Note: Punctuation helps us to determine the structure of sentences as well as intonation during reading.
1. Period (.) - A period is used to indicate the end of a sentence.
2. Comma (,) - A comma is used to separate items in a list or to separate clauses in a sentence.
3. Semicolon (;) - A semicolon is used to connect two closely related sentences or independent clauses.
4. Colon (:) - A colon is used to introduce a list, explanation, or quotation.
5. Question mark (?) - A question mark is used to indicate a direct question.
6. Exclamation point (!) - An exclamation point is used to indicate strong emotion or emphasis.
7. Quotation marks (") - Quotation marks are used to indicate direct speech or a quotation from a source.
8. Parentheses () - Parentheses are used to enclose additional information that is not essential to the sentence.
9. Dash (-) - A dash is used to indicate a pause or a change in thought within a sentence.
10. Ellipsis (...) - An ellipsis is used to indicate that something has been omitted from a quotation or to indicate a pause or trailing off of thought.
Exercise 1: Identify and correct the punctuation errors in the following sentences.
1. Incorrect: My friends names are, Sam, Anna, and Sarah.
Correct: My friends' names are Sam, Anna, and Sarah.
The apostrophe is used to show possession (the names belong to the friends). No comma is needed before the first name in the list.
2. Incorrect: He said "I'm not hungry".
Correct: He said, "I'm not hungry."
A comma is needed before the dialogue, and the period should be inside the quotation marks.
3. Incorrect: I have three dogs, a cat and a fish.
Correct: I have three dogs, a cat, and a fish.
A comma is needed before the last item in the list to maintain consistency.
4. Incorrect: Sarahs favorite book is To Kill a Mockingbird.
Correct: Sarah's favorite book is To Kill a Mockingbird.
An apostrophe is needed to show possession (the favorite book belongs to Sarah).
5. Incorrect: On Monday Ill go to the store.
Correct: On Monday, I'll go to the store.
A comma is needed after "Monday" to separate the introductory phrase from the main clause.

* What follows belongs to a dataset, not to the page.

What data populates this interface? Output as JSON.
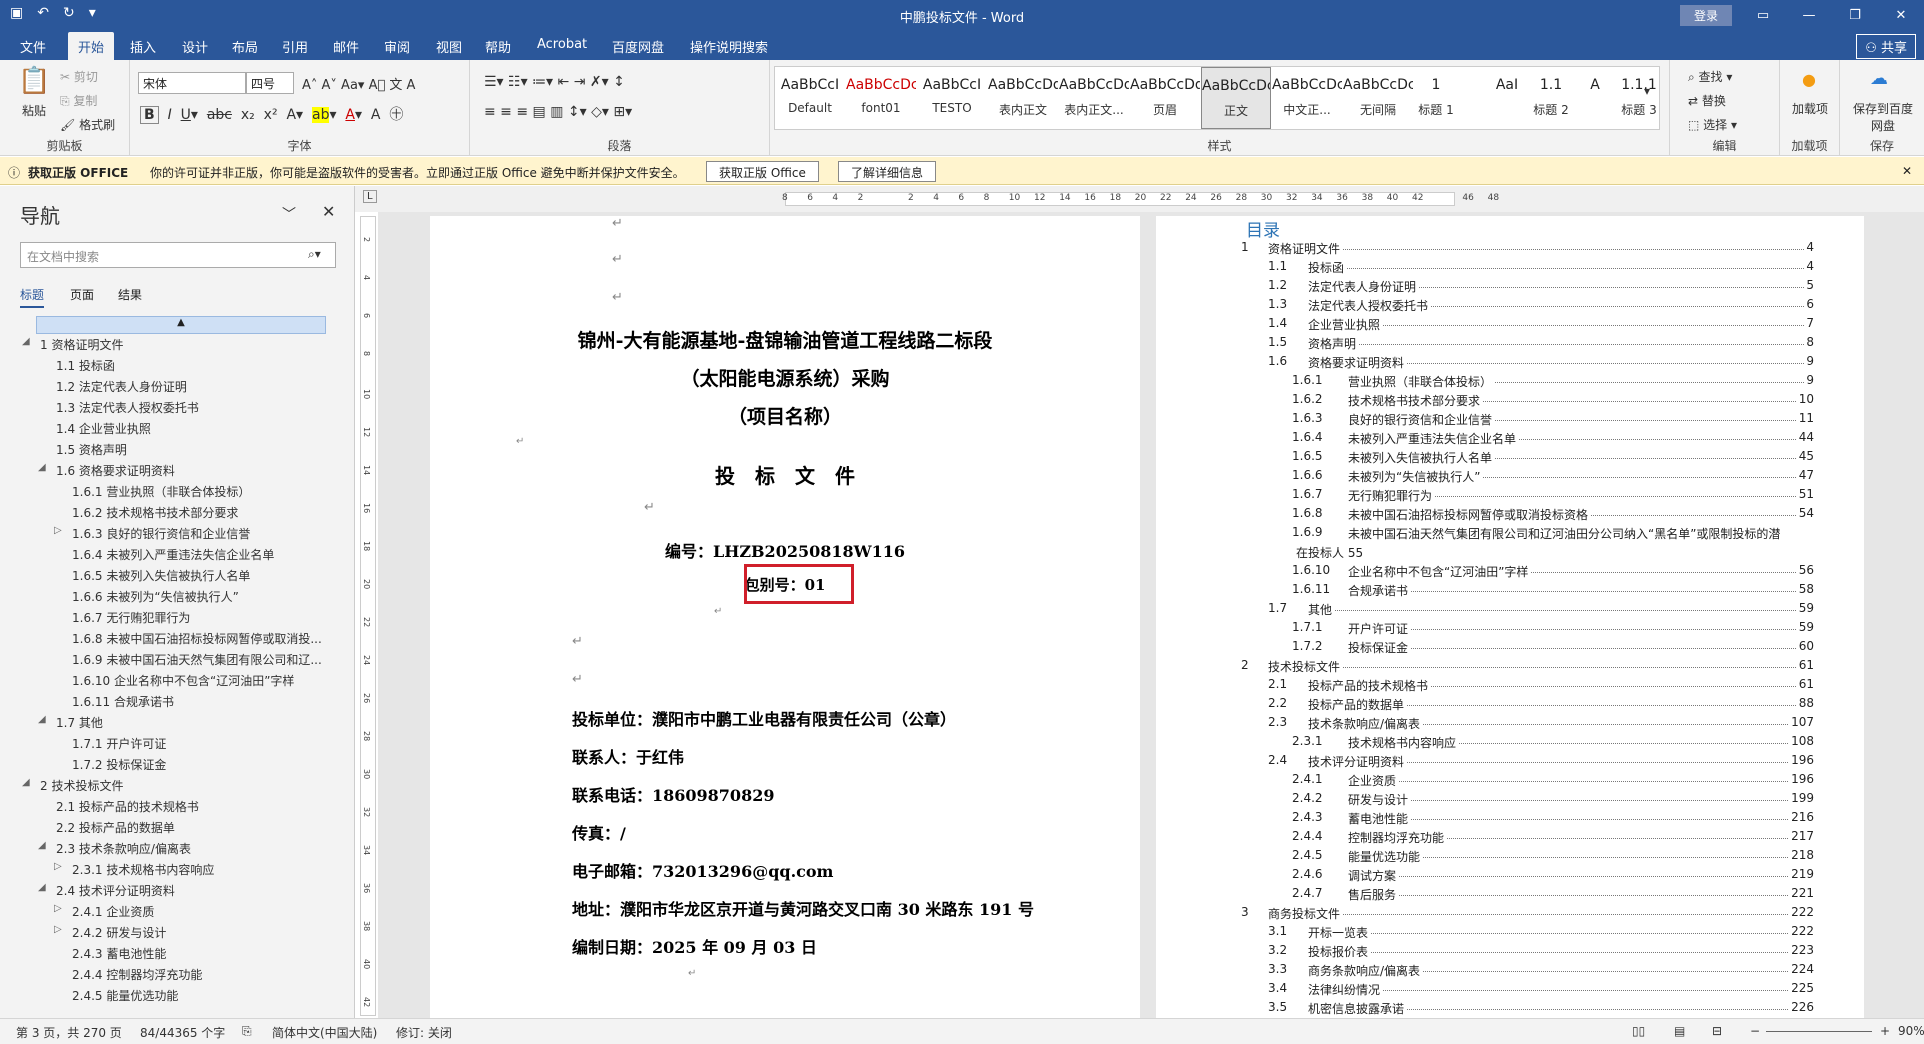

An apostrophe is needed in "I'll" to show a contraction of "I" and "will."